#### [Assignment]
The exercise asks you to copy every line below in which "moon" appears.
------ Data to process
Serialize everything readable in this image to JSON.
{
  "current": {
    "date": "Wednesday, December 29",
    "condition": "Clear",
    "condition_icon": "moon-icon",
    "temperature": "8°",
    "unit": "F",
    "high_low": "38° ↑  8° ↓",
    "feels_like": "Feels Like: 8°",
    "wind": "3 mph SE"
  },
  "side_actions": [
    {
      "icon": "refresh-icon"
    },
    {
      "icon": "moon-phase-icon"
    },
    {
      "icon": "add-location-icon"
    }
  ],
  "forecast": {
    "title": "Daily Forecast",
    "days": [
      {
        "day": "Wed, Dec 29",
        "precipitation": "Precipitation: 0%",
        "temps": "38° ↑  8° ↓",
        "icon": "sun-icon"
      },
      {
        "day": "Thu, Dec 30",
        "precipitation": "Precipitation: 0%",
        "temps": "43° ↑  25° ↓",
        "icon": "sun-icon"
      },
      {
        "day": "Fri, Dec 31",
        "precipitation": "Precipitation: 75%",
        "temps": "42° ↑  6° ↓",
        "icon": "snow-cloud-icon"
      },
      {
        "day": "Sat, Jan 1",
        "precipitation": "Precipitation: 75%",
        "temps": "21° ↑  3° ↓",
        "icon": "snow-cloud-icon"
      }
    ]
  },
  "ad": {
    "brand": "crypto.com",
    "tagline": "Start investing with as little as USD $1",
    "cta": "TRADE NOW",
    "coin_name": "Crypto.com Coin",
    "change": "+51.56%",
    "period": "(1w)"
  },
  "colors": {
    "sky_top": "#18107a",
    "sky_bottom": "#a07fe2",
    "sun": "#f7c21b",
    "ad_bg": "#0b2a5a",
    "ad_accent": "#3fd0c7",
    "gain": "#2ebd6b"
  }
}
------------
#### [Answer section]
    "condition_icon": "moon-icon",
      "icon": "moon-phase-icon"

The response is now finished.